───── EXTRACTED RECORDS ─────

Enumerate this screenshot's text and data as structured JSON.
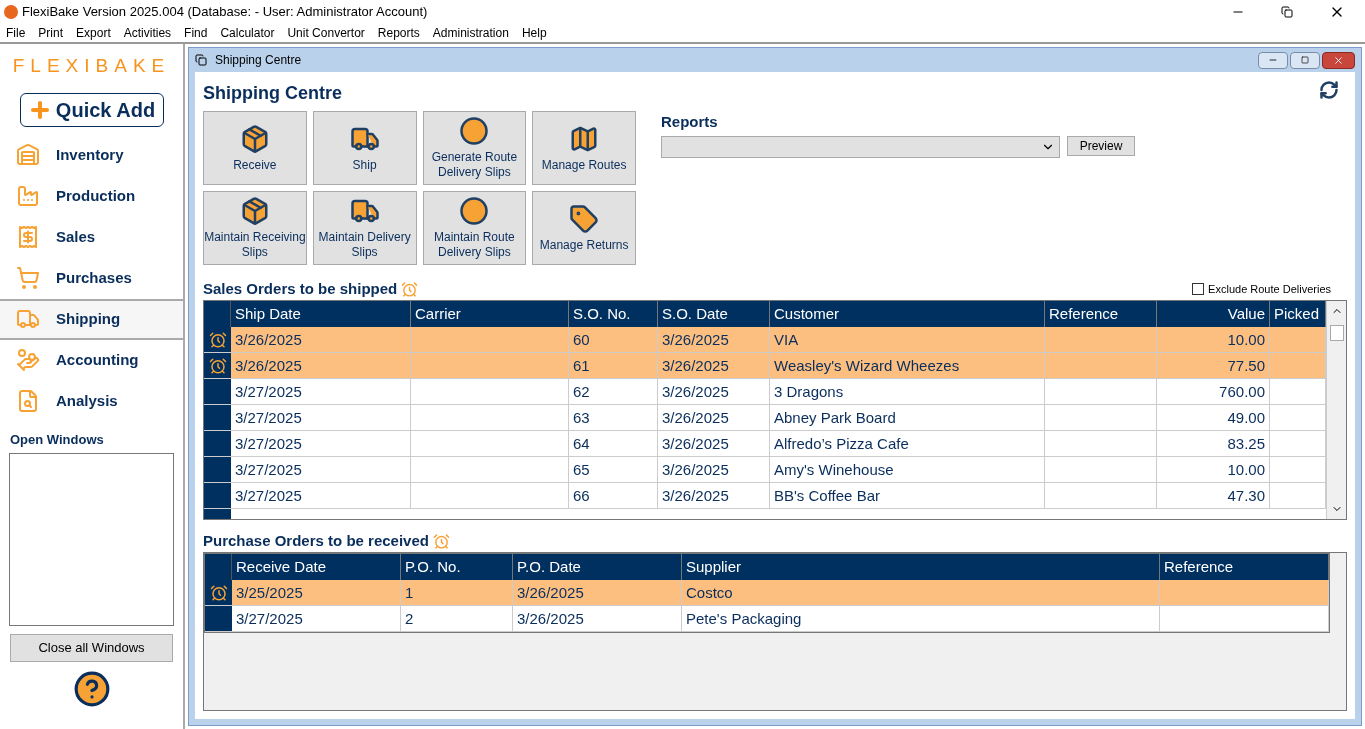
{
  "app_title": "FlexiBake Version 2025.004 (Database:  - User: Administrator Account)",
  "menu": [
    "File",
    "Print",
    "Export",
    "Activities",
    "Find",
    "Calculator",
    "Unit Convertor",
    "Reports",
    "Administration",
    "Help"
  ],
  "sidebar": {
    "logo": "FLEXIBAKE",
    "quick_add": "Quick Add",
    "items": [
      {
        "label": "Inventory",
        "kind": "inventory",
        "selected": false
      },
      {
        "label": "Production",
        "kind": "production",
        "selected": false
      },
      {
        "label": "Sales",
        "kind": "sales",
        "selected": false
      },
      {
        "label": "Purchases",
        "kind": "purchases",
        "selected": false
      },
      {
        "label": "Shipping",
        "kind": "shipping",
        "selected": true
      },
      {
        "label": "Accounting",
        "kind": "accounting",
        "selected": false
      },
      {
        "label": "Analysis",
        "kind": "analysis",
        "selected": false
      }
    ],
    "open_windows_label": "Open Windows",
    "close_all": "Close all Windows"
  },
  "window": {
    "title": "Shipping Centre",
    "heading": "Shipping Centre",
    "actions": [
      {
        "label": "Receive",
        "kind": "receive"
      },
      {
        "label": "Ship",
        "kind": "ship"
      },
      {
        "label": "Generate Route Delivery Slips",
        "kind": "route"
      },
      {
        "label": "Manage Routes",
        "kind": "map"
      },
      {
        "label": "Maintain Receiving Slips",
        "kind": "receive"
      },
      {
        "label": "Maintain Delivery Slips",
        "kind": "ship"
      },
      {
        "label": "Maintain Route Delivery Slips",
        "kind": "route"
      },
      {
        "label": "Manage Returns",
        "kind": "tag"
      }
    ],
    "reports": {
      "label": "Reports",
      "preview": "Preview"
    },
    "sales": {
      "title": "Sales Orders to be shipped",
      "exclude": {
        "label": "Exclude Route Deliveries",
        "checked": false
      },
      "columns": [
        "Ship Date",
        "Carrier",
        "S.O. No.",
        "S.O. Date",
        "Customer",
        "Reference",
        "Value",
        "Picked"
      ],
      "rows": [
        {
          "alarm": true,
          "cells": [
            "3/26/2025",
            "",
            "60",
            "3/26/2025",
            "VIA",
            "",
            "10.00",
            ""
          ]
        },
        {
          "alarm": true,
          "cells": [
            "3/26/2025",
            "",
            "61",
            "3/26/2025",
            "Weasley's Wizard Wheezes",
            "",
            "77.50",
            ""
          ]
        },
        {
          "alarm": false,
          "cells": [
            "3/27/2025",
            "",
            "62",
            "3/26/2025",
            "3 Dragons",
            "",
            "760.00",
            ""
          ]
        },
        {
          "alarm": false,
          "cells": [
            "3/27/2025",
            "",
            "63",
            "3/26/2025",
            "Abney Park Board",
            "",
            "49.00",
            ""
          ]
        },
        {
          "alarm": false,
          "cells": [
            "3/27/2025",
            "",
            "64",
            "3/26/2025",
            "Alfredo’s Pizza Cafe",
            "",
            "83.25",
            ""
          ]
        },
        {
          "alarm": false,
          "cells": [
            "3/27/2025",
            "",
            "65",
            "3/26/2025",
            "Amy's Winehouse",
            "",
            "10.00",
            ""
          ]
        },
        {
          "alarm": false,
          "cells": [
            "3/27/2025",
            "",
            "66",
            "3/26/2025",
            "BB's Coffee Bar",
            "",
            "47.30",
            ""
          ]
        }
      ]
    },
    "purchases": {
      "title": "Purchase Orders to be received",
      "columns": [
        "Receive Date",
        "P.O. No.",
        "P.O. Date",
        "Supplier",
        "Reference"
      ],
      "rows": [
        {
          "alarm": true,
          "cells": [
            "3/25/2025",
            "1",
            "3/26/2025",
            "Costco",
            ""
          ]
        },
        {
          "alarm": false,
          "cells": [
            "3/27/2025",
            "2",
            "3/26/2025",
            "Pete's Packaging",
            ""
          ]
        }
      ]
    }
  }
}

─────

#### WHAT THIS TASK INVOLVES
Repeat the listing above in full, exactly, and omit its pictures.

#### SOLUTION TO THIS EXERCISE
Enumerate this screenshot's text and data as structured JSON.
{
  "app_title": "FlexiBake Version 2025.004 (Database:  - User: Administrator Account)",
  "menu": [
    "File",
    "Print",
    "Export",
    "Activities",
    "Find",
    "Calculator",
    "Unit Convertor",
    "Reports",
    "Administration",
    "Help"
  ],
  "sidebar": {
    "logo": "FLEXIBAKE",
    "quick_add": "Quick Add",
    "items": [
      {
        "label": "Inventory",
        "kind": "inventory",
        "selected": false
      },
      {
        "label": "Production",
        "kind": "production",
        "selected": false
      },
      {
        "label": "Sales",
        "kind": "sales",
        "selected": false
      },
      {
        "label": "Purchases",
        "kind": "purchases",
        "selected": false
      },
      {
        "label": "Shipping",
        "kind": "shipping",
        "selected": true
      },
      {
        "label": "Accounting",
        "kind": "accounting",
        "selected": false
      },
      {
        "label": "Analysis",
        "kind": "analysis",
        "selected": false
      }
    ],
    "open_windows_label": "Open Windows",
    "close_all": "Close all Windows"
  },
  "window": {
    "title": "Shipping Centre",
    "heading": "Shipping Centre",
    "actions": [
      {
        "label": "Receive",
        "kind": "receive"
      },
      {
        "label": "Ship",
        "kind": "ship"
      },
      {
        "label": "Generate Route Delivery Slips",
        "kind": "route"
      },
      {
        "label": "Manage Routes",
        "kind": "map"
      },
      {
        "label": "Maintain Receiving Slips",
        "kind": "receive"
      },
      {
        "label": "Maintain Delivery Slips",
        "kind": "ship"
      },
      {
        "label": "Maintain Route Delivery Slips",
        "kind": "route"
      },
      {
        "label": "Manage Returns",
        "kind": "tag"
      }
    ],
    "reports": {
      "label": "Reports",
      "preview": "Preview"
    },
    "sales": {
      "title": "Sales Orders to be shipped",
      "exclude": {
        "label": "Exclude Route Deliveries",
        "checked": false
      },
      "columns": [
        "Ship Date",
        "Carrier",
        "S.O. No.",
        "S.O. Date",
        "Customer",
        "Reference",
        "Value",
        "Picked"
      ],
      "rows": [
        {
          "alarm": true,
          "cells": [
            "3/26/2025",
            "",
            "60",
            "3/26/2025",
            "VIA",
            "",
            "10.00",
            ""
          ]
        },
        {
          "alarm": true,
          "cells": [
            "3/26/2025",
            "",
            "61",
            "3/26/2025",
            "Weasley's Wizard Wheezes",
            "",
            "77.50",
            ""
          ]
        },
        {
          "alarm": false,
          "cells": [
            "3/27/2025",
            "",
            "62",
            "3/26/2025",
            "3 Dragons",
            "",
            "760.00",
            ""
          ]
        },
        {
          "alarm": false,
          "cells": [
            "3/27/2025",
            "",
            "63",
            "3/26/2025",
            "Abney Park Board",
            "",
            "49.00",
            ""
          ]
        },
        {
          "alarm": false,
          "cells": [
            "3/27/2025",
            "",
            "64",
            "3/26/2025",
            "Alfredo’s Pizza Cafe",
            "",
            "83.25",
            ""
          ]
        },
        {
          "alarm": false,
          "cells": [
            "3/27/2025",
            "",
            "65",
            "3/26/2025",
            "Amy's Winehouse",
            "",
            "10.00",
            ""
          ]
        },
        {
          "alarm": false,
          "cells": [
            "3/27/2025",
            "",
            "66",
            "3/26/2025",
            "BB's Coffee Bar",
            "",
            "47.30",
            ""
          ]
        }
      ]
    },
    "purchases": {
      "title": "Purchase Orders to be received",
      "columns": [
        "Receive Date",
        "P.O. No.",
        "P.O. Date",
        "Supplier",
        "Reference"
      ],
      "rows": [
        {
          "alarm": true,
          "cells": [
            "3/25/2025",
            "1",
            "3/26/2025",
            "Costco",
            ""
          ]
        },
        {
          "alarm": false,
          "cells": [
            "3/27/2025",
            "2",
            "3/26/2025",
            "Pete's Packaging",
            ""
          ]
        }
      ]
    }
  }
}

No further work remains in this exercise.